▸ **PROBLEM TO SOLVE**:
All lines holding the string "book" should be copied from the data below.

▸ **RECORD EXCERPTS**:

*** Begin section ***

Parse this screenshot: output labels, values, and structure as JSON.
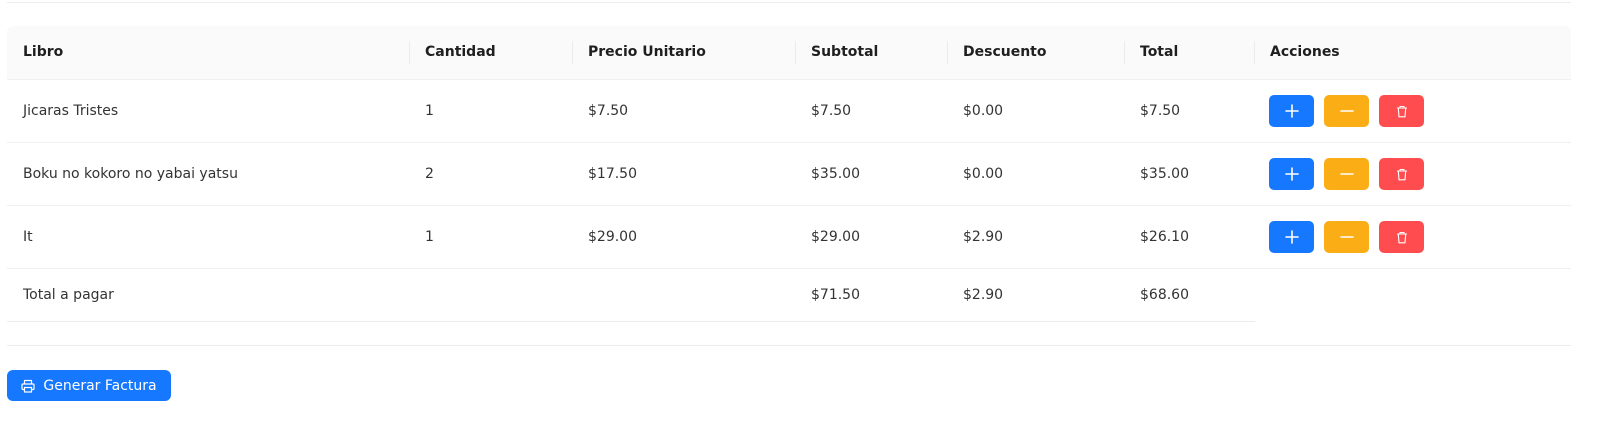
{
  "table": {
    "headers": {
      "book": "Libro",
      "quantity": "Cantidad",
      "unit_price": "Precio Unitario",
      "subtotal": "Subtotal",
      "discount": "Descuento",
      "total": "Total",
      "actions": "Acciones"
    },
    "rows": [
      {
        "book": "Jicaras Tristes",
        "quantity": "1",
        "unit_price": "$7.50",
        "subtotal": "$7.50",
        "discount": "$0.00",
        "total": "$7.50"
      },
      {
        "book": "Boku no kokoro no yabai yatsu",
        "quantity": "2",
        "unit_price": "$17.50",
        "subtotal": "$35.00",
        "discount": "$0.00",
        "total": "$35.00"
      },
      {
        "book": "It",
        "quantity": "1",
        "unit_price": "$29.00",
        "subtotal": "$29.00",
        "discount": "$2.90",
        "total": "$26.10"
      }
    ],
    "summary": {
      "label": "Total a pagar",
      "subtotal": "$71.50",
      "discount": "$2.90",
      "total": "$68.60"
    }
  },
  "actions": {
    "icons": {
      "increase": "plus-icon",
      "decrease": "minus-icon",
      "delete": "trash-icon"
    }
  },
  "footer": {
    "generate_label": "Generar Factura",
    "generate_icon": "printer-icon"
  },
  "colors": {
    "primary": "#1677ff",
    "warning": "#faad14",
    "danger": "#ff4d4f"
  }
}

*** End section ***

▸ **WRITTEN SOLUTION**:
      "book": "Libro",
        "book": "Jicaras Tristes",
        "book": "Boku no kokoro no yabai yatsu",
        "book": "It",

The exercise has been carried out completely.